“The question we want to answer is not whether Scotland should be an independent country, but how a Yes vote can change the lives of Scottish women. This is a case for radical change, which seeks to expose the current system and explain what ‘better’ would look like. We don’t want to see a post-Yes Scottish society that’s simply more of the same.”

Interview: Kirsty Logan


TYCI speaks to Scottish author Kirsty Logan ahead of her appearance at Edinburgh Book Festival later this month.

KirstyLogan_CreditToMonkeytwizzle [Photo: Monkey Twizzle]

What are you working on at the moment?
I’m working on my third book, a collection of linked stories called A Portable Shelter. It’s inspired by Scottish and Scandinavian folk tales, and explores loss, truth, childhood, and the stories we tell about ourselves.
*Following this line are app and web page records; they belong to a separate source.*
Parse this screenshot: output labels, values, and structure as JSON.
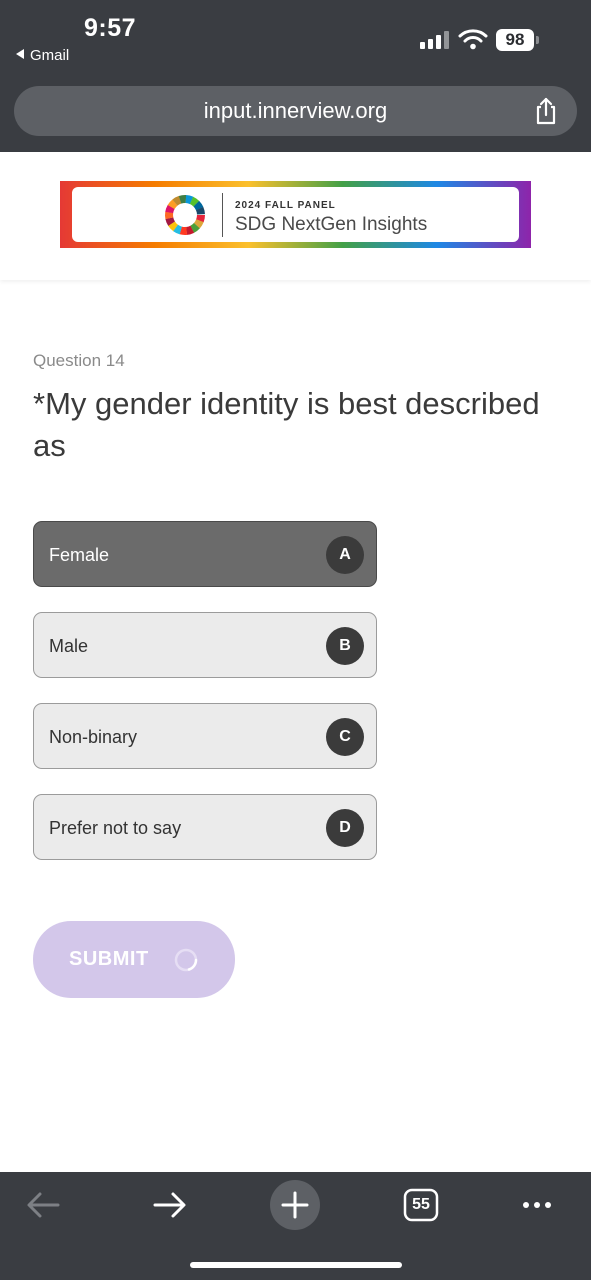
{
  "status_bar": {
    "time": "9:57",
    "back_app": "Gmail",
    "battery": "98"
  },
  "browser": {
    "url": "input.innerview.org",
    "tab_count": "55"
  },
  "banner": {
    "kicker": "2024 FALL PANEL",
    "title": "SDG NextGen Insights"
  },
  "question": {
    "number": "Question 14",
    "text": "*My gender identity is best described as"
  },
  "options": [
    {
      "label": "Female",
      "key": "A",
      "selected": true
    },
    {
      "label": "Male",
      "key": "B",
      "selected": false
    },
    {
      "label": "Non-binary",
      "key": "C",
      "selected": false
    },
    {
      "label": "Prefer not to say",
      "key": "D",
      "selected": false
    }
  ],
  "submit": {
    "label": "SUBMIT"
  },
  "colors": {
    "chrome": "#3a3d42",
    "selected_option": "#6b6b6b",
    "submit_disabled": "#d3c7ea"
  },
  "icons": {
    "back": "arrow-left-icon",
    "forward": "arrow-right-icon",
    "new_tab": "plus-icon",
    "tabs": "tabs-icon",
    "more": "more-icon",
    "share": "share-icon"
  }
}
When it’s finished there will be thirteen stories, including the ‘frame’ story, but at the moment I’ve only written three of them. I try to keep the stories straightforward, but already they’re getting so weird and dark and labyrinthine. I can’t help myself.
I’m loving the process of working on this book. Once a week I go to Glasgow Uni library and just lurk in the stacks, browsing spines and picking up any books that look interesting. I’ve been reading from a really wide range of topics: masculinity in film, bereavement rites, children’s horror stories, Scottish women in the mid-20th century, folktales, criminal psychology, women’s treatment in medicine… I could go on. I can’t imagine going to a big library and not finding dozens of interesting books. I’m so grateful for the fellowship because it’s given me such freedom to read and write and think. This is the first time in my life that I’ve been able to just write, and not worry about doing dozens of other jobs to keep myself afloat.
Part of my research is travel, and I did the first part of that trip this past week: my girlfriend Annie and I went up to the Applecross peninsula in the Highlands. We took our lurcher puppy Rosie, which was a great excuse to randomly stop the car and go for a proper tramp across the fields. The landscape there is glorious, whether it’s blue skies or torrential rain. I ate local squat lobster, went out on a fishing boat, explored lochans, and climbed seaweed-slippery rocks. And it was a particularly memorable trip because Annie and I got engaged! It was a busy few days, and I loved every moment.